If, at some point today, you feel one side of your body go numb, have trouble walking, and/or are overcome with the desire to hear
If it's the former, you are not alone. On Wednesday night (December 3), in much-hyped live concert on CBS, the nominees for the 51st Annual Grammy Awards will be announced, and the excitement is palpable. There is electricity in the air — seriously, reach out and touch it! — and a buzz in the streets. People are overcome with joy and crippling paralysis. At the same time. Cars are driving off the road. Dogs are walking themselves. It's bedlam, I tell you ... bedlam!

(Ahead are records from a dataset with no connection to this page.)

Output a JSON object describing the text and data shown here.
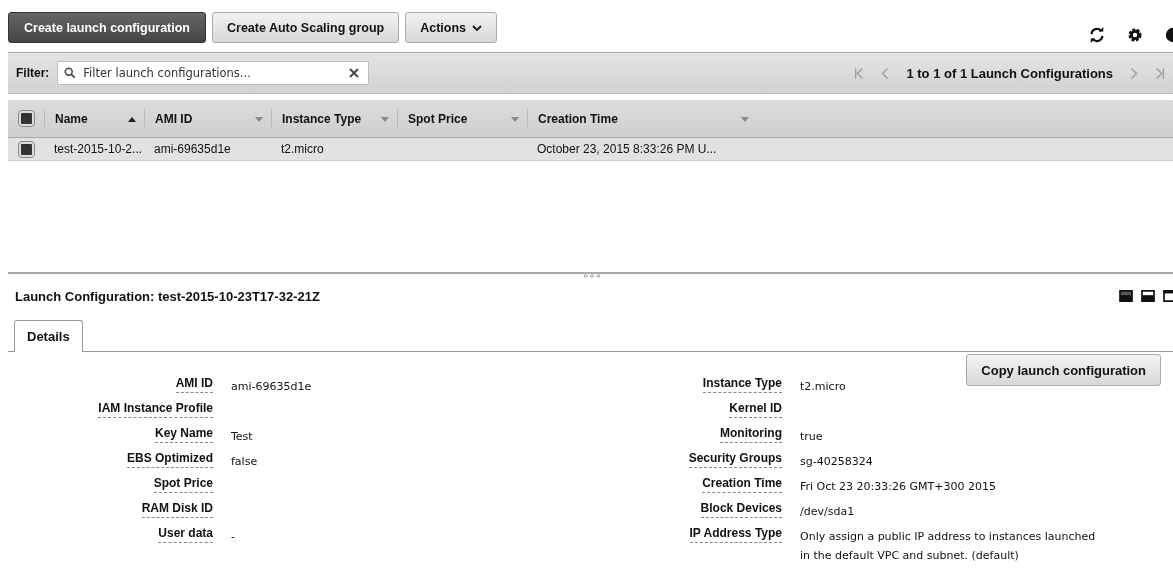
{
  "toolbar": {
    "buttons": [
      {
        "label": "Create launch configuration",
        "kind": "primary"
      },
      {
        "label": "Create Auto Scaling group",
        "kind": "normal"
      },
      {
        "label": "Actions",
        "kind": "dropdown"
      }
    ]
  },
  "filter": {
    "label": "Filter:",
    "placeholder": "Filter launch configurations...",
    "pagination": "1 to 1 of 1 Launch Configurations"
  },
  "table": {
    "columns": [
      {
        "label": "Name",
        "sorted": true
      },
      {
        "label": "AMI ID",
        "sorted": false
      },
      {
        "label": "Instance Type",
        "sorted": false
      },
      {
        "label": "Spot Price",
        "sorted": false
      },
      {
        "label": "Creation Time",
        "sorted": false
      }
    ],
    "all_checked": true,
    "rows": [
      {
        "selected": true,
        "cells": [
          "test-2015-10-2...",
          "ami-69635d1e",
          "t2.micro",
          null,
          "October 23, 2015 8:33:26 PM U..."
        ]
      }
    ]
  },
  "detail": {
    "title": "Launch Configuration: test-2015-10-23T17-32-21Z",
    "tabs": [
      {
        "label": "Details",
        "selected": true
      }
    ],
    "copy_button": "Copy launch configuration",
    "left": [
      {
        "label": "AMI ID",
        "value": "ami-69635d1e"
      },
      {
        "label": "IAM Instance Profile"
      },
      {
        "label": "Key Name",
        "value": "Test"
      },
      {
        "label": "EBS Optimized",
        "value": "false"
      },
      {
        "label": "Spot Price"
      },
      {
        "label": "RAM Disk ID"
      },
      {
        "label": "User data",
        "value": "-"
      }
    ],
    "right": [
      {
        "label": "Instance Type",
        "value": "t2.micro"
      },
      {
        "label": "Kernel ID"
      },
      {
        "label": "Monitoring",
        "value": "true"
      },
      {
        "label": "Security Groups",
        "value": "sg-40258324"
      },
      {
        "label": "Creation Time",
        "value": "Fri Oct 23 20:33:26 GMT+300 2015"
      },
      {
        "label": "Block Devices",
        "value": "/dev/sda1"
      },
      {
        "label": "IP Address Type",
        "value": "Only assign a public IP address to instances launched in the default VPC and subnet. (default)"
      }
    ]
  }
}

Actually, I'm exaggerating. Not many people really care about the Grammy Awards anymore, except music-industry suits, people who are afraid to buy anything online and anyone who still listens to Herbie Hancock records (though, often, these are all the same people). This is largely because the Grammys are out-of-touch with reality, don't make much sense and are voted on by a shadowy cabal of "industry professionals" who have, over the years, never seen it fit to bestow an award on
Combine that, uh, "track record" with the rather byzantine scope and state of the voting process — for this year's awards, Recording Academy members may nominate only albums and songs released between October 1, 2007 and September 30, 2008, and those nominees are spread out across 31 fields (pop, gospel, etc.) and 110 categories within those fields — and you're faced with one resounding fact: attempting to predict just who is going to be nominated for a Grammy is near impossible.

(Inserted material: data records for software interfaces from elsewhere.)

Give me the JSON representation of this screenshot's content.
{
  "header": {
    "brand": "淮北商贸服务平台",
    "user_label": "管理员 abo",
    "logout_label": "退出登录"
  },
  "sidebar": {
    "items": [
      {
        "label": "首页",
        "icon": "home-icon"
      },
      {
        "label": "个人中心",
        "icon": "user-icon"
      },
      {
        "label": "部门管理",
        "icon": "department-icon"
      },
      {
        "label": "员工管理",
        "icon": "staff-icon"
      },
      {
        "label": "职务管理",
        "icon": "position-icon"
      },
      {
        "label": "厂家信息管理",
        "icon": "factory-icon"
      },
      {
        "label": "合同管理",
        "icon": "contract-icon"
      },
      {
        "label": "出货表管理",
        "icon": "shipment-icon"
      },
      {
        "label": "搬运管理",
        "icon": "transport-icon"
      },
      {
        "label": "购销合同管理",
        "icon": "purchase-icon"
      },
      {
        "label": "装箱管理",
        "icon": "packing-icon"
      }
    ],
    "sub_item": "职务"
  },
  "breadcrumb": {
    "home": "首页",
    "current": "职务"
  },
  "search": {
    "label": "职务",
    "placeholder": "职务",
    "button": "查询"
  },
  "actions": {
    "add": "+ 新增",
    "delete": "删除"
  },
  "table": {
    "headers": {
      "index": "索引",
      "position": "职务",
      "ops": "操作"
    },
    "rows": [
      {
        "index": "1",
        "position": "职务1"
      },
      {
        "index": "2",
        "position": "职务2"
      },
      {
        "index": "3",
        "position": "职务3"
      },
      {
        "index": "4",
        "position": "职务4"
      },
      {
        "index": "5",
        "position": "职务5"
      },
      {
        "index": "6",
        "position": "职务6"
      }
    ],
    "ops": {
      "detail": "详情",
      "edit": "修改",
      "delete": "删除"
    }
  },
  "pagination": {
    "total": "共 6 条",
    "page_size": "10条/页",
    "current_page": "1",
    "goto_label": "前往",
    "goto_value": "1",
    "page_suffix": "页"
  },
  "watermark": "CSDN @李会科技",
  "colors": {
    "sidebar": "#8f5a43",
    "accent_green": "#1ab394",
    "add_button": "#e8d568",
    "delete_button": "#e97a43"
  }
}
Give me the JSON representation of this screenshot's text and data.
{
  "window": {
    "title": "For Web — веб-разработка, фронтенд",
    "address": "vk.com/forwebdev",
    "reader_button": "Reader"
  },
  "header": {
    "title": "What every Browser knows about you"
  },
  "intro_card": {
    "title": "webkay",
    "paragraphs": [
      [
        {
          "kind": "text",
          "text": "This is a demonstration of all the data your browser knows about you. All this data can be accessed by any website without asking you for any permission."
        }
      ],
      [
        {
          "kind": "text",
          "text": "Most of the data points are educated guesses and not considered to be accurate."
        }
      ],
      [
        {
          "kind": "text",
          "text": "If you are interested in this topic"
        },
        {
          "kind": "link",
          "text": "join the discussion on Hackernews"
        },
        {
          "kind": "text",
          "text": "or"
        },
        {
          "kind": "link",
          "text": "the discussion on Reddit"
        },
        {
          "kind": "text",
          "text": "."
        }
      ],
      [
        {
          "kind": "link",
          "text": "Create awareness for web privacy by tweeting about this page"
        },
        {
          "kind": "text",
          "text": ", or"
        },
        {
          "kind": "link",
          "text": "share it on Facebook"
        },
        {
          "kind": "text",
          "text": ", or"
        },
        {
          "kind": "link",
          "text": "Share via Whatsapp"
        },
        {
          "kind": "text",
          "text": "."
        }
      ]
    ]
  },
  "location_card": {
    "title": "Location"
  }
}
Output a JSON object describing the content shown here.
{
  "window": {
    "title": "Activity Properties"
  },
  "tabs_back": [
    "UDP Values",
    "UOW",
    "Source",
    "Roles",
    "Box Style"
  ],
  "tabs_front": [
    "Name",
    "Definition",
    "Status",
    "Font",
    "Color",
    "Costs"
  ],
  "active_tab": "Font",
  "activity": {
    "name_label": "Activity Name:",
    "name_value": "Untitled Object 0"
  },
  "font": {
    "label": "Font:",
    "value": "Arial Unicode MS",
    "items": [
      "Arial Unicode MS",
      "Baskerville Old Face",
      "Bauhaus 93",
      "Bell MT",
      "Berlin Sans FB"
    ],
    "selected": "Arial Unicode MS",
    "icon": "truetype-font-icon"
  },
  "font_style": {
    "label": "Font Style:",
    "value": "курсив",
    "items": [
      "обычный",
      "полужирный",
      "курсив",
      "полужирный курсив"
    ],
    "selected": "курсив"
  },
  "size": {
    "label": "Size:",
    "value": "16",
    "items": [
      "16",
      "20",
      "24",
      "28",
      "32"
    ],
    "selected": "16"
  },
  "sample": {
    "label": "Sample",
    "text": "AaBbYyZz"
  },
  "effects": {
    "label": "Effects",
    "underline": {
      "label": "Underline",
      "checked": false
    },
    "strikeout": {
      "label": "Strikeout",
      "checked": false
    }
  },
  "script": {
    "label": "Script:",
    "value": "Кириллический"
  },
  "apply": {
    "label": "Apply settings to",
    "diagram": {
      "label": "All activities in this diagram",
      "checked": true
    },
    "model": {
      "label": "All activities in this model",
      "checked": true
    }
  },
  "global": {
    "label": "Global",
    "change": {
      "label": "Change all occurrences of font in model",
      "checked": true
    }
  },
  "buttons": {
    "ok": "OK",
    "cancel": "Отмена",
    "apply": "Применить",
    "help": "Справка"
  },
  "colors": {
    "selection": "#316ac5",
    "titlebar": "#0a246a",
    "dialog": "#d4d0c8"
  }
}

Still, that doesn't mean I'm not going to try. After all, I did the same thing earlier this year before the Video Music Awards (a.k.a. "the only awards show that makes less sense than the Grammys"), and I ended up picking the winners in three of the eight categories — a smashing success, indeed.
So, to prevent you from having to even tune in to the Grammy nominee concert bonanza jamboree (because, really, how many times do you need to see

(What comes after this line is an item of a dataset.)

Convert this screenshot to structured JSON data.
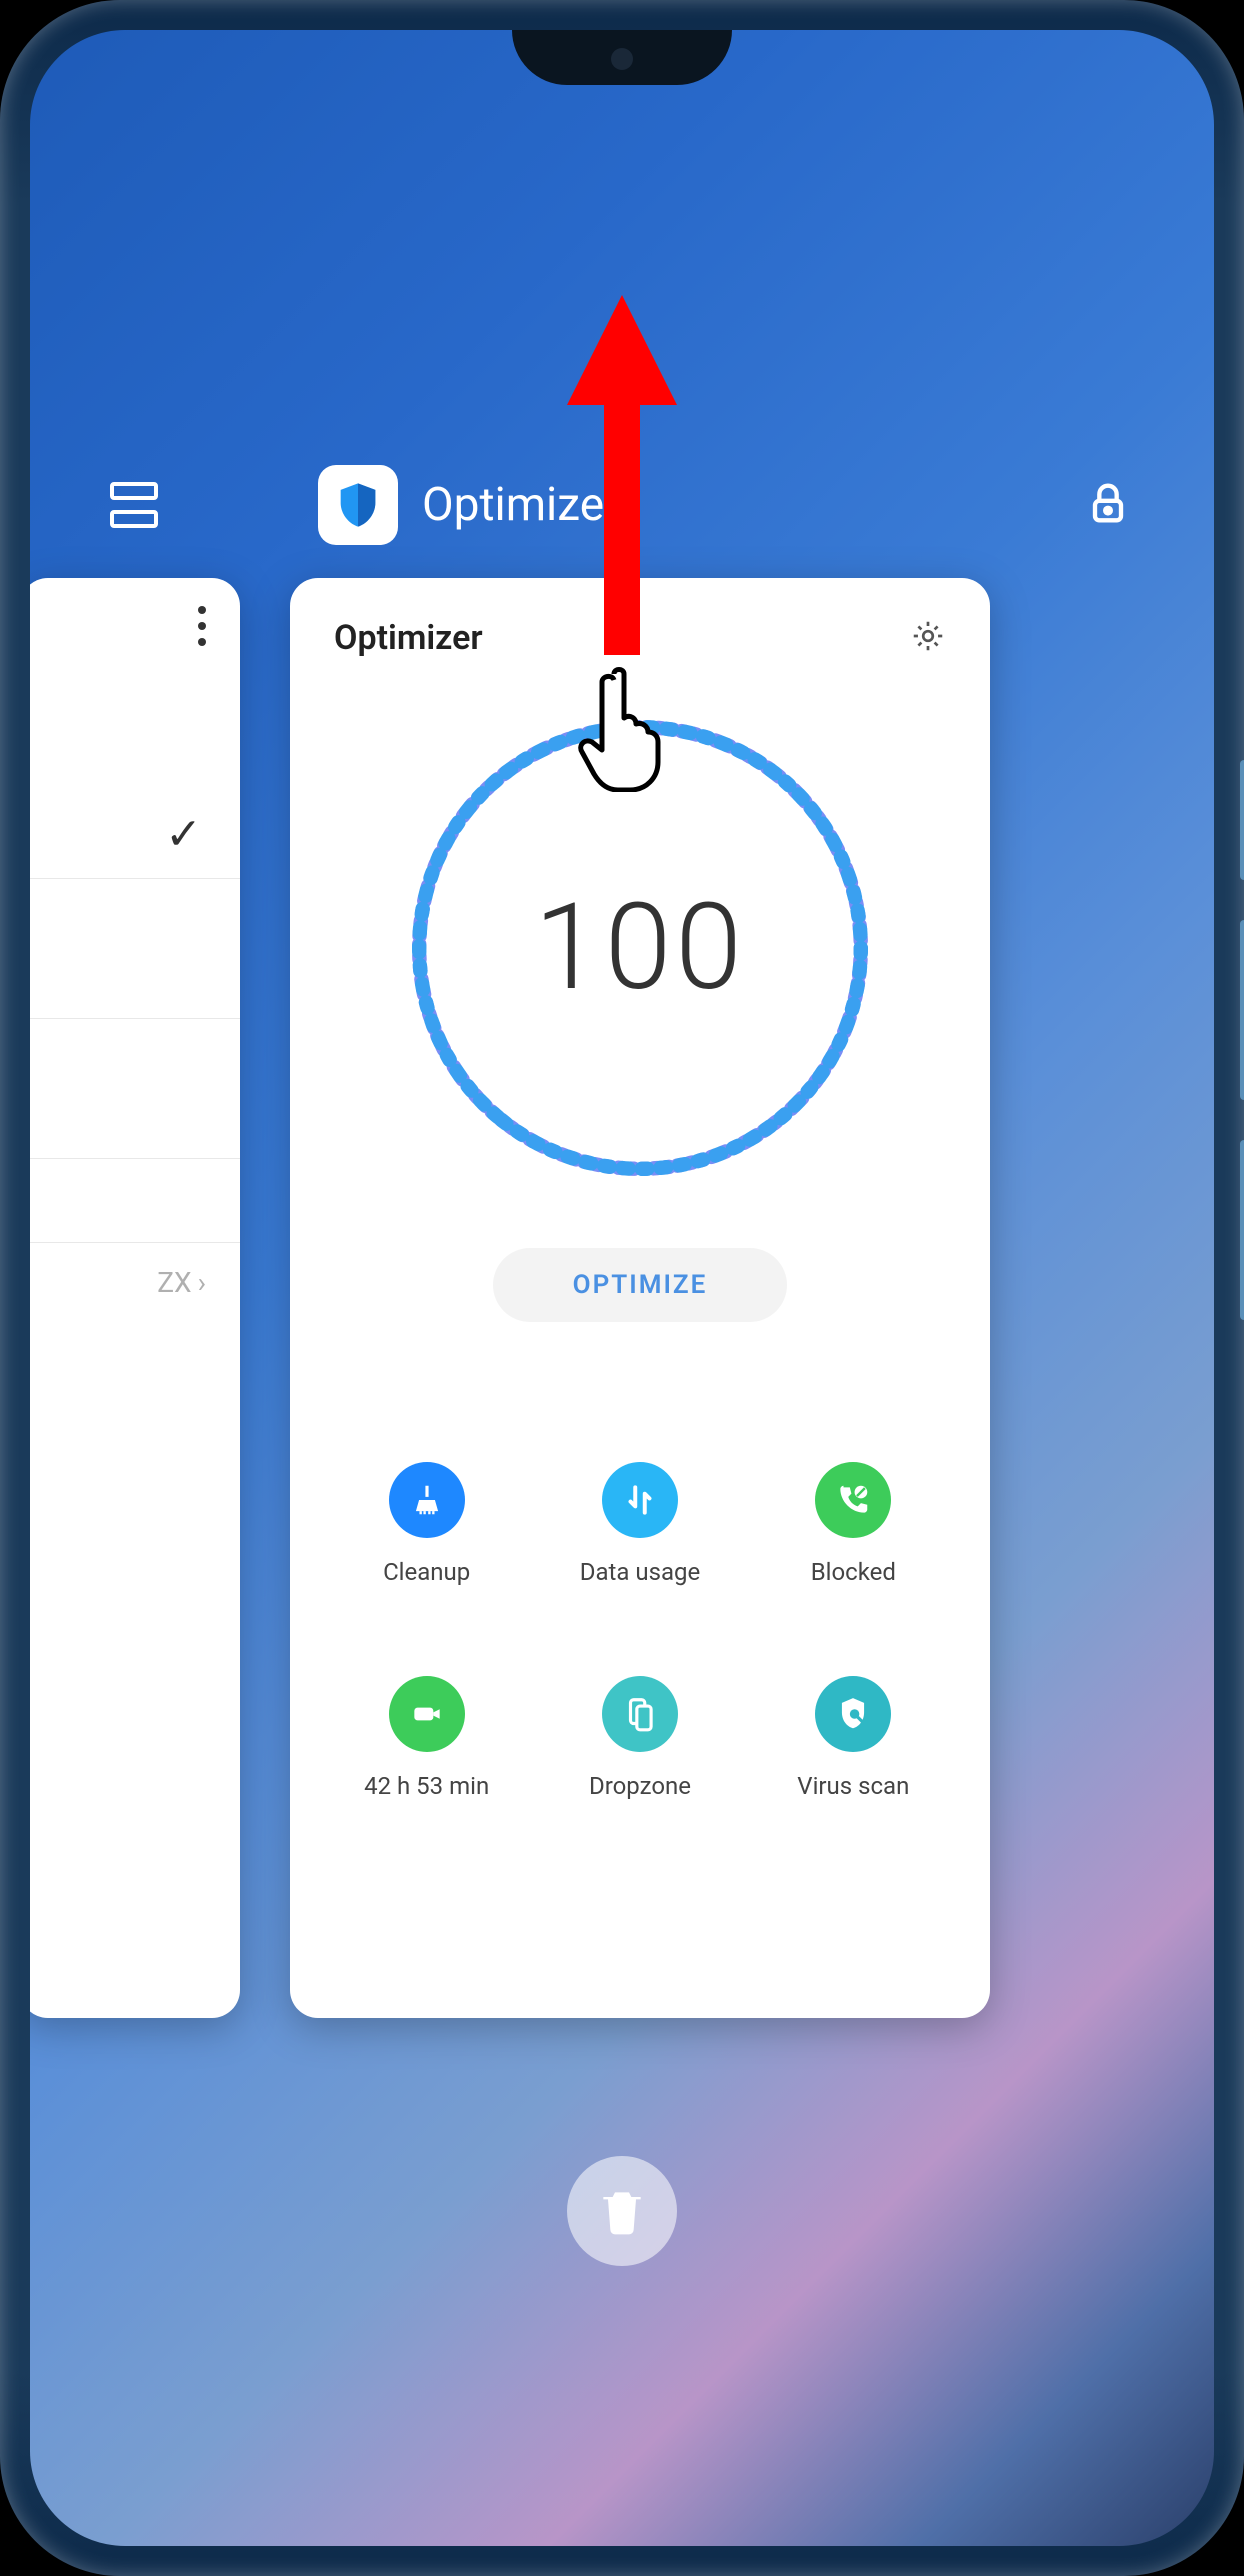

Record of the Year
This is the award given to the song of the year (in olden tymes, songs used to be called "records").
» Something from Al Green's Lay It Down or Robert Plant and Alison Krauss' Raising Sand (a.k.a. the token "rewarding the aging legend selection")
» Taylor Swift's "Teardrops on My Guitar"
If Swift's "Teardrops" is ineligible (and, to be honest, there is a very good chance it is, given the in-and-out game it played on country and adult-contemporary radio), look for
Album of the Year
Given to the actual album of the year. Last year, Herbie Hancock took this one home for his River: The Joni Letters album, besting
» Coldplay' Viva la Vida or Death and All His Friends
» Robert Plant and Alison Krauss' Raising Sand
Keys' album was released after the cutoff date for last year's Grammys, so look for her to land a nod this year (Academy voters lover her). Same goes for Plant and Krauss' Sand. Coldplay are safe and generic and massively successful. Wayne sold a million copies in a week and should be rewarded here. Metallica's Death Magnetic is the long shot here, though it did sell well, garner positive reviews and have the benefit of having Rick Rubin's hands all over it. If not them, then perhaps Mariah or Leona Lewis take their spot.
Song of the Year
Given to the writers and composers of a song. Aside from that, confused as to how this differs from Record of the Year? Me too. So let's just press on. Oh, Winehouse's "Rehab" won this last year too.
» Sarah Bareilles' "Love Song"
» Leona Lewis' "Bleeding Love"
» Sugarland's "Stay"
My thought process for this category was basically this: Think of a bunch of songs soccer moms listen to on the radio, and go with them. John Mayer is also performing during the Grammy nominations concert, which means he's bound to grab a big nod somewhere. This might be the spot. Also, I have never heard a Sugarland song in my entire live. BTW, I will probably go five-for-five in this category, given how little thought I put into it.
Probably the most interesting award of the year, especially because, in the past, Academy voters have decided to give it to artists who are not exactly new (
» Leona Lewis
» Miley Cyrus
Sorry, tweens. I think Miley gets the nod, the JBs don't (and are
Best Polka Album
The biggest of the big. Seriously. And not just previous winning albums have names like Polkasonic and Let's Polka 'Round.
» Brave Combo's Polka's Revenge
» Bubba Hernandez and Alex Meixner's Polka Freak Out
» Jimmy Sturr and His Orchestra's Come Share the Wine
» John Gora & Gorale's Bulletproof Polkas
» Walter Ostanek and Brian Sklar's Dueling Polkas
Actually, these are just the nominees from last year's Grammy Awards. Could you tell the difference?
Questions? Predictions of your own? Hit me up at BTTS@MTVStaff.com.